Although an attorney may refer the client or the matter to the prosecutor for the filing of criminal charges, an attorney who does threaten the opposing party with criminal charges subjects himself to a malicious prosecution claim. See Culpepper v. Smith, 302 Ark. 558, 729 S.W.2d 293 (1990) (an attorney is charged with knowledge "that neither he nor his client should use the criminal process as an affirmative weapon to force or coerce payment of any debt, whether disputed or undisputed."). See Howard W. Brill, THE ARKANSAS LAW OF DAMAGES, 33-3 (3rd ed. 1996).

Despite the absence of an express prohibition in the Rules, an attorney may not threaten to file a disciplinary charge against the opposing attorney in order to induce an agreement to a settlement in a civil case. The attorney's higher obligation to the profession is defined by Rule 8.3(a). See American Bar Association Formal Opinion 94-383.

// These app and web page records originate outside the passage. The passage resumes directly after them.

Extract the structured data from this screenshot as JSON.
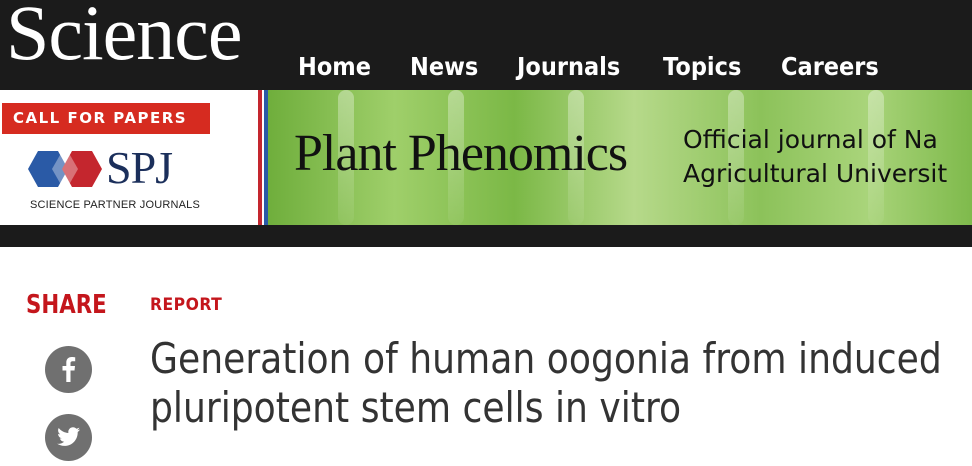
{
  "header": {
    "logo": "Science",
    "nav": [
      "Home",
      "News",
      "Journals",
      "Topics",
      "Careers"
    ]
  },
  "banner": {
    "call_for_papers": "CALL FOR PAPERS",
    "spj_logo": "SPJ",
    "spj_subtitle": "SCIENCE PARTNER JOURNALS",
    "journal_title": "Plant Phenomics",
    "official_line1": "Official journal of Na",
    "official_line2": "Agricultural Universit",
    "colors": {
      "call_for_papers_bg": "#d62b20",
      "spj_navy": "#1b2f5b",
      "spj_red": "#c4262e"
    }
  },
  "article": {
    "share_label": "SHARE",
    "share_icons": [
      "facebook-icon",
      "twitter-icon"
    ],
    "type": "REPORT",
    "title_line1": "Generation of human oogonia from induced",
    "title_line2": "pluripotent stem cells in vitro",
    "colors": {
      "accent": "#c4161c"
    }
  }
}
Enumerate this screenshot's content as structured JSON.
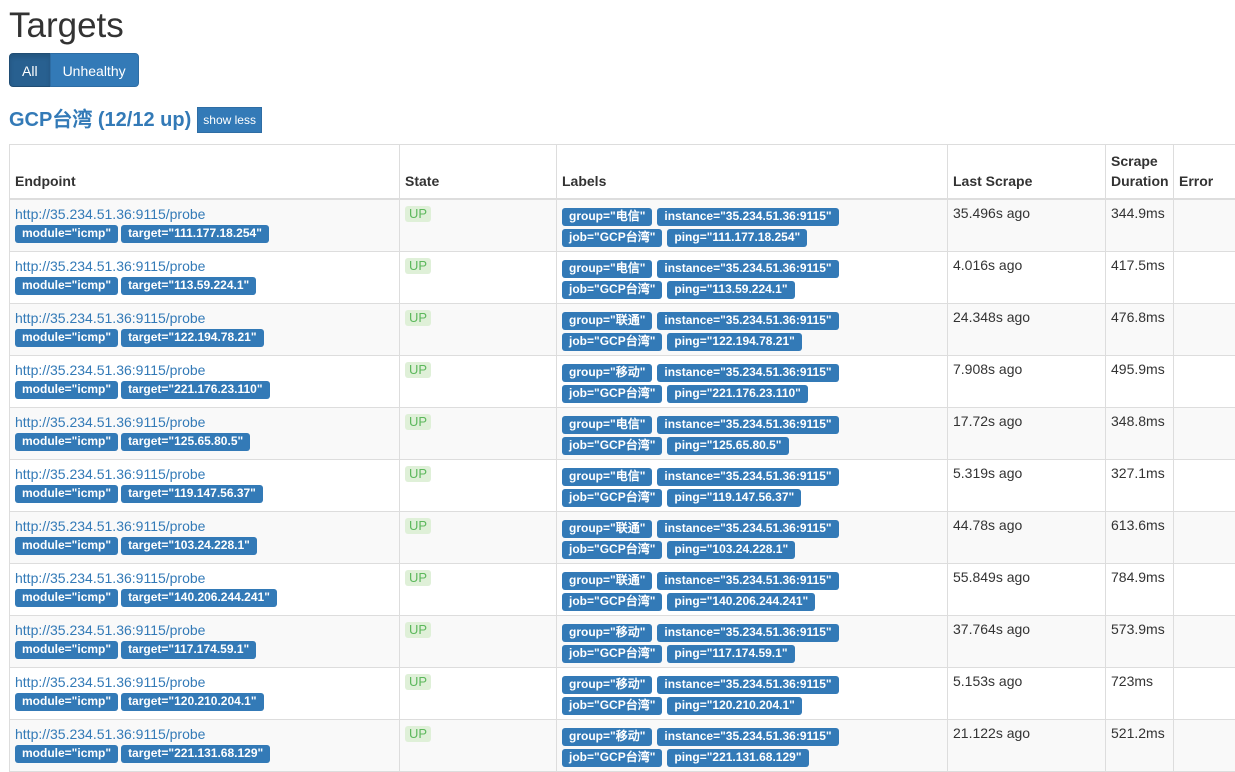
{
  "page": {
    "title": "Targets"
  },
  "filters": {
    "all_label": "All",
    "unhealthy_label": "Unhealthy"
  },
  "job": {
    "title": "GCP台湾 (12/12 up)",
    "toggle_label": "show less"
  },
  "columns": {
    "endpoint": "Endpoint",
    "state": "State",
    "labels": "Labels",
    "last_scrape": "Last Scrape",
    "scrape_duration": "Scrape Duration",
    "error": "Error"
  },
  "rows": [
    {
      "endpoint": "http://35.234.51.36:9115/probe",
      "module": "module=\"icmp\"",
      "target": "target=\"111.177.18.254\"",
      "state": "UP",
      "group": "group=\"电信\"",
      "instance": "instance=\"35.234.51.36:9115\"",
      "job": "job=\"GCP台湾\"",
      "ping": "ping=\"111.177.18.254\"",
      "last_scrape": "35.496s ago",
      "duration": "344.9ms",
      "error": ""
    },
    {
      "endpoint": "http://35.234.51.36:9115/probe",
      "module": "module=\"icmp\"",
      "target": "target=\"113.59.224.1\"",
      "state": "UP",
      "group": "group=\"电信\"",
      "instance": "instance=\"35.234.51.36:9115\"",
      "job": "job=\"GCP台湾\"",
      "ping": "ping=\"113.59.224.1\"",
      "last_scrape": "4.016s ago",
      "duration": "417.5ms",
      "error": ""
    },
    {
      "endpoint": "http://35.234.51.36:9115/probe",
      "module": "module=\"icmp\"",
      "target": "target=\"122.194.78.21\"",
      "state": "UP",
      "group": "group=\"联通\"",
      "instance": "instance=\"35.234.51.36:9115\"",
      "job": "job=\"GCP台湾\"",
      "ping": "ping=\"122.194.78.21\"",
      "last_scrape": "24.348s ago",
      "duration": "476.8ms",
      "error": ""
    },
    {
      "endpoint": "http://35.234.51.36:9115/probe",
      "module": "module=\"icmp\"",
      "target": "target=\"221.176.23.110\"",
      "state": "UP",
      "group": "group=\"移动\"",
      "instance": "instance=\"35.234.51.36:9115\"",
      "job": "job=\"GCP台湾\"",
      "ping": "ping=\"221.176.23.110\"",
      "last_scrape": "7.908s ago",
      "duration": "495.9ms",
      "error": ""
    },
    {
      "endpoint": "http://35.234.51.36:9115/probe",
      "module": "module=\"icmp\"",
      "target": "target=\"125.65.80.5\"",
      "state": "UP",
      "group": "group=\"电信\"",
      "instance": "instance=\"35.234.51.36:9115\"",
      "job": "job=\"GCP台湾\"",
      "ping": "ping=\"125.65.80.5\"",
      "last_scrape": "17.72s ago",
      "duration": "348.8ms",
      "error": ""
    },
    {
      "endpoint": "http://35.234.51.36:9115/probe",
      "module": "module=\"icmp\"",
      "target": "target=\"119.147.56.37\"",
      "state": "UP",
      "group": "group=\"电信\"",
      "instance": "instance=\"35.234.51.36:9115\"",
      "job": "job=\"GCP台湾\"",
      "ping": "ping=\"119.147.56.37\"",
      "last_scrape": "5.319s ago",
      "duration": "327.1ms",
      "error": ""
    },
    {
      "endpoint": "http://35.234.51.36:9115/probe",
      "module": "module=\"icmp\"",
      "target": "target=\"103.24.228.1\"",
      "state": "UP",
      "group": "group=\"联通\"",
      "instance": "instance=\"35.234.51.36:9115\"",
      "job": "job=\"GCP台湾\"",
      "ping": "ping=\"103.24.228.1\"",
      "last_scrape": "44.78s ago",
      "duration": "613.6ms",
      "error": ""
    },
    {
      "endpoint": "http://35.234.51.36:9115/probe",
      "module": "module=\"icmp\"",
      "target": "target=\"140.206.244.241\"",
      "state": "UP",
      "group": "group=\"联通\"",
      "instance": "instance=\"35.234.51.36:9115\"",
      "job": "job=\"GCP台湾\"",
      "ping": "ping=\"140.206.244.241\"",
      "last_scrape": "55.849s ago",
      "duration": "784.9ms",
      "error": ""
    },
    {
      "endpoint": "http://35.234.51.36:9115/probe",
      "module": "module=\"icmp\"",
      "target": "target=\"117.174.59.1\"",
      "state": "UP",
      "group": "group=\"移动\"",
      "instance": "instance=\"35.234.51.36:9115\"",
      "job": "job=\"GCP台湾\"",
      "ping": "ping=\"117.174.59.1\"",
      "last_scrape": "37.764s ago",
      "duration": "573.9ms",
      "error": ""
    },
    {
      "endpoint": "http://35.234.51.36:9115/probe",
      "module": "module=\"icmp\"",
      "target": "target=\"120.210.204.1\"",
      "state": "UP",
      "group": "group=\"移动\"",
      "instance": "instance=\"35.234.51.36:9115\"",
      "job": "job=\"GCP台湾\"",
      "ping": "ping=\"120.210.204.1\"",
      "last_scrape": "5.153s ago",
      "duration": "723ms",
      "error": ""
    },
    {
      "endpoint": "http://35.234.51.36:9115/probe",
      "module": "module=\"icmp\"",
      "target": "target=\"221.131.68.129\"",
      "state": "UP",
      "group": "group=\"移动\"",
      "instance": "instance=\"35.234.51.36:9115\"",
      "job": "job=\"GCP台湾\"",
      "ping": "ping=\"221.131.68.129\"",
      "last_scrape": "21.122s ago",
      "duration": "521.2ms",
      "error": ""
    }
  ]
}
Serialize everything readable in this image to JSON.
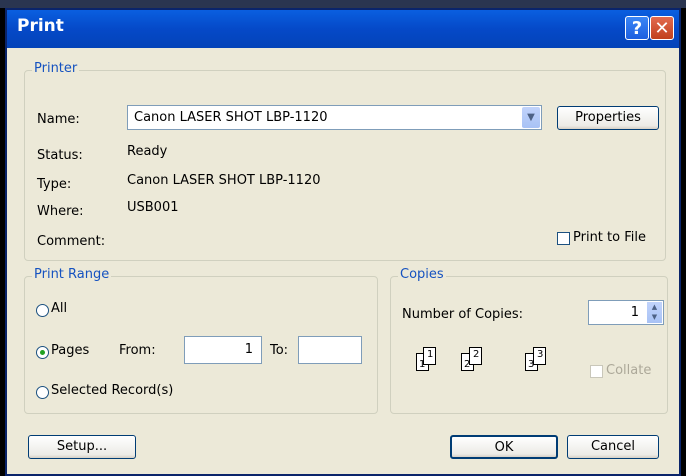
{
  "window": {
    "title": "Print",
    "help_glyph": "?",
    "close_glyph": "✕"
  },
  "printer": {
    "legend": "Printer",
    "name_label": "Name:",
    "name_value": "Canon LASER SHOT LBP-1120",
    "properties_button": "Properties",
    "status_label": "Status:",
    "status_value": "Ready",
    "type_label": "Type:",
    "type_value": "Canon LASER SHOT LBP-1120",
    "where_label": "Where:",
    "where_value": "USB001",
    "comment_label": "Comment:",
    "print_to_file_label": "Print to File",
    "print_to_file_checked": false
  },
  "print_range": {
    "legend": "Print Range",
    "all_label": "All",
    "pages_label": "Pages",
    "from_label": "From:",
    "from_value": "1",
    "to_label": "To:",
    "to_value": "",
    "selected_label": "Selected Record(s)",
    "selected_option": "pages"
  },
  "copies": {
    "legend": "Copies",
    "number_label": "Number of Copies:",
    "number_value": "1",
    "collate_label": "Collate",
    "collate_enabled": false,
    "stack_labels": [
      "1",
      "1",
      "2",
      "2",
      "3",
      "3"
    ]
  },
  "buttons": {
    "setup": "Setup...",
    "ok": "OK",
    "cancel": "Cancel"
  },
  "icons": [
    "help-icon",
    "close-icon",
    "dropdown-arrow-icon",
    "spin-up-icon",
    "spin-down-icon",
    "collate-pages-icon"
  ]
}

Even while engaged in standard attorney work, lawyers are subject to the limitations placed on debt collectors by federal law. In addition to a ban on misleading or abusive tactics, restrictions are placed on communications with the debtor and with third parties. See Janet Flaccus, Fair Debt Collection Practices Act: A Decade of Litigation, 1996 ARK. L. NOTES 23; Janet Flaccus, The Fair Debt Collection Practices Act: Attorneys Beware, You Too May Be a Debt Collector, 1987 ARK. L. NOTES 11.